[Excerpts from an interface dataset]
——
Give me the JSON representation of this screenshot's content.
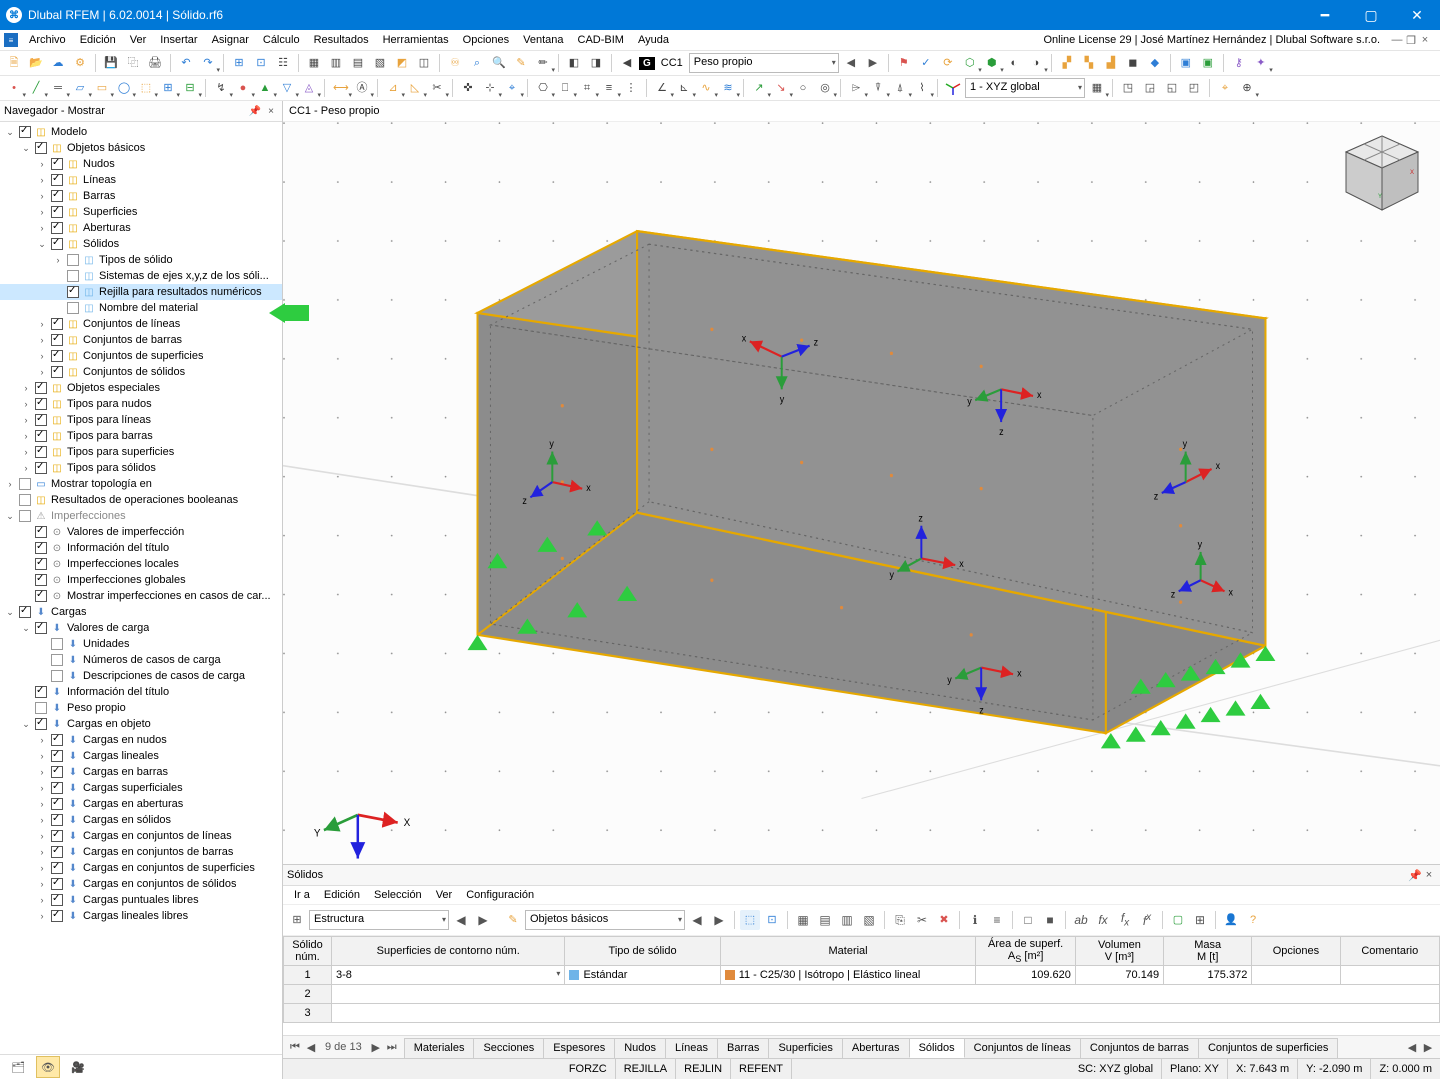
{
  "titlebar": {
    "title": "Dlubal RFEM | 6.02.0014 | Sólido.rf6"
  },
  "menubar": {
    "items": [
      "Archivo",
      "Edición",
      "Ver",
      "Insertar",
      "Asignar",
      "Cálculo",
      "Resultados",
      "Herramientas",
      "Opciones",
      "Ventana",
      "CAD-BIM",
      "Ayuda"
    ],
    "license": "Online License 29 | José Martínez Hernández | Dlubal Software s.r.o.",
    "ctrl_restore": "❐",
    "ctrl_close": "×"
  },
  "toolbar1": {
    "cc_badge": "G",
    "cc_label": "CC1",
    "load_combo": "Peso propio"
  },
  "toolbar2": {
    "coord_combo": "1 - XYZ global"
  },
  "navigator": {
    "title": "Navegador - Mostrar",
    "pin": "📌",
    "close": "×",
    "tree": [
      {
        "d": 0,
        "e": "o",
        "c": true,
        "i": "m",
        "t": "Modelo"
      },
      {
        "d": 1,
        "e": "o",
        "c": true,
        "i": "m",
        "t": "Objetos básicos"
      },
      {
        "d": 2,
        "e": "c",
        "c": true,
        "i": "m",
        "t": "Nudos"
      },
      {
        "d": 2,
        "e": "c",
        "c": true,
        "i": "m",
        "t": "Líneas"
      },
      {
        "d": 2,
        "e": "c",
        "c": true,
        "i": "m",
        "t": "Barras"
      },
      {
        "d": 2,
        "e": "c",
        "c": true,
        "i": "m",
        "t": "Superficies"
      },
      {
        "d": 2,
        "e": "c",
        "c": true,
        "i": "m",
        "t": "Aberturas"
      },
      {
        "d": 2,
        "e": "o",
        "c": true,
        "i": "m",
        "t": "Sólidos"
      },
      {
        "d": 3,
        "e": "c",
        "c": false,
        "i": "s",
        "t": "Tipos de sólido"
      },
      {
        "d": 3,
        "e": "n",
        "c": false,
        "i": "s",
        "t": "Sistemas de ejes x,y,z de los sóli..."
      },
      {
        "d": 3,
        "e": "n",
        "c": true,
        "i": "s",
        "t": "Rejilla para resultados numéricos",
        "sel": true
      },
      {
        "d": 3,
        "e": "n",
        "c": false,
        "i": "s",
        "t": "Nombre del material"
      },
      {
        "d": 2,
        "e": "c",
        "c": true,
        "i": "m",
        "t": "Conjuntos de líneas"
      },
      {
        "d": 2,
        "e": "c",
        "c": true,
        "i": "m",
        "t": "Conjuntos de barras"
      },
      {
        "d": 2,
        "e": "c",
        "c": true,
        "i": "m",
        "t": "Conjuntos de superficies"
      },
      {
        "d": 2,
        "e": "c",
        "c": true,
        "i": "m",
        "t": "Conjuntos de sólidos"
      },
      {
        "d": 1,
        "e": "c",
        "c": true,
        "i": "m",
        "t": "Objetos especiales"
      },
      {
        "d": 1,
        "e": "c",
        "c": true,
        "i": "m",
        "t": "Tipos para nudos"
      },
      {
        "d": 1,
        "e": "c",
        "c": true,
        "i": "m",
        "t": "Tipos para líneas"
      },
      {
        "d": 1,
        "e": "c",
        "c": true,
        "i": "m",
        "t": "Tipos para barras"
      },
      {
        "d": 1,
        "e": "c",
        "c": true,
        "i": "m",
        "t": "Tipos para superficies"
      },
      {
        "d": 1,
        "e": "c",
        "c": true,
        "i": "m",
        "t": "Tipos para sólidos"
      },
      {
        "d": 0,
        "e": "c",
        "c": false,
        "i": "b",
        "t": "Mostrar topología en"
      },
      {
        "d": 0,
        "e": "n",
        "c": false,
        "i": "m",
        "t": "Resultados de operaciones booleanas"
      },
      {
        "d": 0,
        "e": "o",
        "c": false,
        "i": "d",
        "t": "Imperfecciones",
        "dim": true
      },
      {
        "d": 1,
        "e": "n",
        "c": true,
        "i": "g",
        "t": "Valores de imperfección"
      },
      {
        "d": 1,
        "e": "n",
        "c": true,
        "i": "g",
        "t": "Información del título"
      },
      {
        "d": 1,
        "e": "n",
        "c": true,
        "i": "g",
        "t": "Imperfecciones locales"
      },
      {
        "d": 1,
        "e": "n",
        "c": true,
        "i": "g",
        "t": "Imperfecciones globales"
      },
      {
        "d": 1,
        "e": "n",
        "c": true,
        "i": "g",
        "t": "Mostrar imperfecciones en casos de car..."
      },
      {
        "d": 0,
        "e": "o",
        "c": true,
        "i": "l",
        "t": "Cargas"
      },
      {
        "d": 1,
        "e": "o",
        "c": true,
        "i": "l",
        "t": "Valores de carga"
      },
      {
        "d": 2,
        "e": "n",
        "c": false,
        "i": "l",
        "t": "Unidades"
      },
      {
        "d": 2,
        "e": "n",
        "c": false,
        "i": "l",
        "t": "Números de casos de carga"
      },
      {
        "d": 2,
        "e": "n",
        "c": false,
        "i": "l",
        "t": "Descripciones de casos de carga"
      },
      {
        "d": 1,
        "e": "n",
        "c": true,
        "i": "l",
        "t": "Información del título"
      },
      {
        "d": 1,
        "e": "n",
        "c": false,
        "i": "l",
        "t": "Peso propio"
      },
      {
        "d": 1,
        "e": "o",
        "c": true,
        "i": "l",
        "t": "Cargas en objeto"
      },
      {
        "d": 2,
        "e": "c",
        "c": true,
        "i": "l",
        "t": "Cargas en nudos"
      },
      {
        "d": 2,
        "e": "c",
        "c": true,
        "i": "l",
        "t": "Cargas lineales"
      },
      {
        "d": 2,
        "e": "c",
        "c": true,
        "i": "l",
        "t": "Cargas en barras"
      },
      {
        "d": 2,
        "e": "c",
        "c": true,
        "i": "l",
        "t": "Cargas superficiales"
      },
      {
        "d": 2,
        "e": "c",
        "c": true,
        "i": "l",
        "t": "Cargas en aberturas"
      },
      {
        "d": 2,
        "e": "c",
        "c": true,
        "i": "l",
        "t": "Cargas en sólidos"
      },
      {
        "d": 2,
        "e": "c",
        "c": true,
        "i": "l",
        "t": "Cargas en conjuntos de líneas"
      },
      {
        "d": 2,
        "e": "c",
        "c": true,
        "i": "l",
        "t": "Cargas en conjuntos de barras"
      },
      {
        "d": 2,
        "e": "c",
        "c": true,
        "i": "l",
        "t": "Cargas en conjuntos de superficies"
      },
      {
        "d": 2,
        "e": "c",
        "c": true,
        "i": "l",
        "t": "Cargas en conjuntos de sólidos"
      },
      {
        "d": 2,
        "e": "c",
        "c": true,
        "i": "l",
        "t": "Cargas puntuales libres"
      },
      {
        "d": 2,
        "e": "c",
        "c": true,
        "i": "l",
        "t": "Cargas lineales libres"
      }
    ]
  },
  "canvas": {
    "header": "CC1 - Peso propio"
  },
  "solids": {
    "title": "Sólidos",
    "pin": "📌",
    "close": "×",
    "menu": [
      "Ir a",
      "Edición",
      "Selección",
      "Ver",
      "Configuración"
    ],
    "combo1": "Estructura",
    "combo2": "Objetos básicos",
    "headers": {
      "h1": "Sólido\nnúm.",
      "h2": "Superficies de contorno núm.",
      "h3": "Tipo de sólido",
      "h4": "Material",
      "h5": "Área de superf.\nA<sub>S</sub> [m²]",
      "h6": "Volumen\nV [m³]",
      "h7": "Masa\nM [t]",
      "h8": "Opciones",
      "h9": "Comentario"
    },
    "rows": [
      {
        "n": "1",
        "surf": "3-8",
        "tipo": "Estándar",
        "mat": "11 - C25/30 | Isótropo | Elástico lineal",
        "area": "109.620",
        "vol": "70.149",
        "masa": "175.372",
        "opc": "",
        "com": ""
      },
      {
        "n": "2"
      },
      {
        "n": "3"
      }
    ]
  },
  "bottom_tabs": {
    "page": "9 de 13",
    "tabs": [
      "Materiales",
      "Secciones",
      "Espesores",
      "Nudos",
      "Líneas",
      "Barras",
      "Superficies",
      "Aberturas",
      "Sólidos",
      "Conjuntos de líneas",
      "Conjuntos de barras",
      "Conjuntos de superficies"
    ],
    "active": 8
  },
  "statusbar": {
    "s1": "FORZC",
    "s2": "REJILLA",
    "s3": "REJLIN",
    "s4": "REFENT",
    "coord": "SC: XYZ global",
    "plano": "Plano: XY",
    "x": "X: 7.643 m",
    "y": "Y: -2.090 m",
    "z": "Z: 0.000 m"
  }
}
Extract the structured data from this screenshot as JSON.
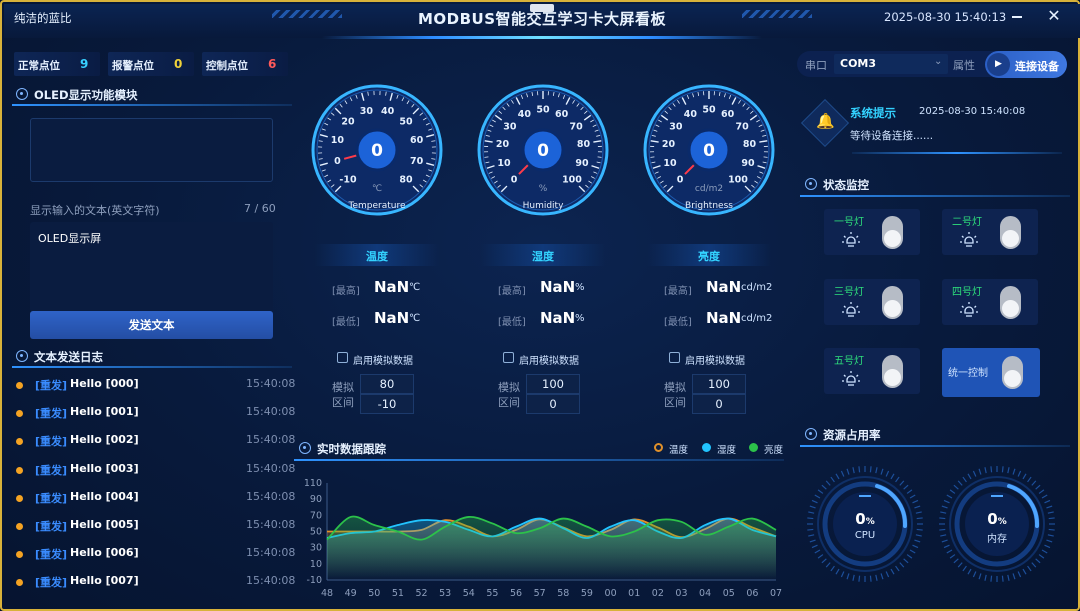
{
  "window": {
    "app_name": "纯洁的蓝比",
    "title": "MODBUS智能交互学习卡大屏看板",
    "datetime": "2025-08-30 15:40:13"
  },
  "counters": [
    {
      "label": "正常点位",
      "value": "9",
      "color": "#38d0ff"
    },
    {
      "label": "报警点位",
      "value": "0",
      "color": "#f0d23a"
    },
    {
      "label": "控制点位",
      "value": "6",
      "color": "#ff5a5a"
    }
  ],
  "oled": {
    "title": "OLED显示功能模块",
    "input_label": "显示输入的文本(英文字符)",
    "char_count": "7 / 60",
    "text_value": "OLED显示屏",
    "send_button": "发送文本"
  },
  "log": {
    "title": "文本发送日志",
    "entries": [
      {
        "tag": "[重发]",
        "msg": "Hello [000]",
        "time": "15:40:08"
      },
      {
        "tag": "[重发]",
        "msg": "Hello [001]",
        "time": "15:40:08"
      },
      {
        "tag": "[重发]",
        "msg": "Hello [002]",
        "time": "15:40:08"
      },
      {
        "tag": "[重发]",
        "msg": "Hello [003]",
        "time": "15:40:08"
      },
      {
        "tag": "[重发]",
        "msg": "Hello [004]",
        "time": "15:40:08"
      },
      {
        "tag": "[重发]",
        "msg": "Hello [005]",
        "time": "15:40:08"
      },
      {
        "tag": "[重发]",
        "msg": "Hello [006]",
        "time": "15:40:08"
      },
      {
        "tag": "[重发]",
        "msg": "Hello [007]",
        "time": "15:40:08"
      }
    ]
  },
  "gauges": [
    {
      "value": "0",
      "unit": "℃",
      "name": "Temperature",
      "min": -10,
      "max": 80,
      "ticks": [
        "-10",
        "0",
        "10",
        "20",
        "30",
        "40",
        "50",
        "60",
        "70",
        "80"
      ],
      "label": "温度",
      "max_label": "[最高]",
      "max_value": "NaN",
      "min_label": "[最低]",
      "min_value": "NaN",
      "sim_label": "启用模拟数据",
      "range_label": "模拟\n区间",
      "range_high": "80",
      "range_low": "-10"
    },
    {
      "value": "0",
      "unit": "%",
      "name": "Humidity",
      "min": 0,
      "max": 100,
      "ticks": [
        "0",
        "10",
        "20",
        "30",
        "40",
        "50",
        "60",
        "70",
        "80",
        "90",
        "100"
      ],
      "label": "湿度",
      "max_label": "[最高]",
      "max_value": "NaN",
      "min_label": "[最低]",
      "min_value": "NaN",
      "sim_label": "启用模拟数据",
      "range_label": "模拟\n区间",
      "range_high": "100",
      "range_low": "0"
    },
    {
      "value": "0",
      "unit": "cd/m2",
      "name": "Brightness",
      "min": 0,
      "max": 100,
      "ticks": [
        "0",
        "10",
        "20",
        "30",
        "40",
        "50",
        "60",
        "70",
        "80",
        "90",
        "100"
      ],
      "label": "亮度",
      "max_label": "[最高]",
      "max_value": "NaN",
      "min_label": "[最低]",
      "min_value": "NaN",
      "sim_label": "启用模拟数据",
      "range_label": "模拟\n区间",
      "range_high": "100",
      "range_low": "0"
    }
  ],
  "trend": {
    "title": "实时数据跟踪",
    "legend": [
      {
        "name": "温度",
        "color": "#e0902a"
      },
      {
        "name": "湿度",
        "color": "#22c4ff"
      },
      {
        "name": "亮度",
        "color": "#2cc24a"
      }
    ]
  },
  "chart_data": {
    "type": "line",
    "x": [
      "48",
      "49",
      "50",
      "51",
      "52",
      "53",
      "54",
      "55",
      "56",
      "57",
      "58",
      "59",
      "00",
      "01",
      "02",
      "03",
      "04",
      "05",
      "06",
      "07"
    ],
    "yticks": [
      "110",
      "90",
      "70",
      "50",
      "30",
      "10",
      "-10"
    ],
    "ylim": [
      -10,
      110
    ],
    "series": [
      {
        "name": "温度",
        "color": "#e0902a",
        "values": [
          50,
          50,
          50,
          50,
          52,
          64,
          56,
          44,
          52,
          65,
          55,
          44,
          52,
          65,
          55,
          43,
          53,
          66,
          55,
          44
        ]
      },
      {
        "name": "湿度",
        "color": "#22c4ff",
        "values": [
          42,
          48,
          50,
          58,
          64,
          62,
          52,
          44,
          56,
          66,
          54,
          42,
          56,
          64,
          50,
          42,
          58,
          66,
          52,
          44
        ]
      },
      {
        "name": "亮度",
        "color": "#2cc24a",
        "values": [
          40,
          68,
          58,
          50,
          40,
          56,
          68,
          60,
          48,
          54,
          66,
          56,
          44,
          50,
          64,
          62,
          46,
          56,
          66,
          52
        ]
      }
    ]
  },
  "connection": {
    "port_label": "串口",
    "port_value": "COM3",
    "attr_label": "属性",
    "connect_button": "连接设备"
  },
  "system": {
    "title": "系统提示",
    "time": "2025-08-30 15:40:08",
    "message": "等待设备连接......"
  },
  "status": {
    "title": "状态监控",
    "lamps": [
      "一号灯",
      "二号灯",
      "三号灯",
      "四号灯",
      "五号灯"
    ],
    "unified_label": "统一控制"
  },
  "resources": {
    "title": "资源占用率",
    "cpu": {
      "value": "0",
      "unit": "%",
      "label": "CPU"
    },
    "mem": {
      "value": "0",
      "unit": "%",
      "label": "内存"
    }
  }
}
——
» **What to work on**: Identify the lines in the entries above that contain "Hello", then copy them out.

» **Reply to the exercise**:
        "msg": "Hello [000]",
        "msg": "Hello [001]",
        "msg": "Hello [002]",
        "msg": "Hello [003]",
        "msg": "Hello [004]",
        "msg": "Hello [005]",
        "msg": "Hello [006]",
        "msg": "Hello [007]",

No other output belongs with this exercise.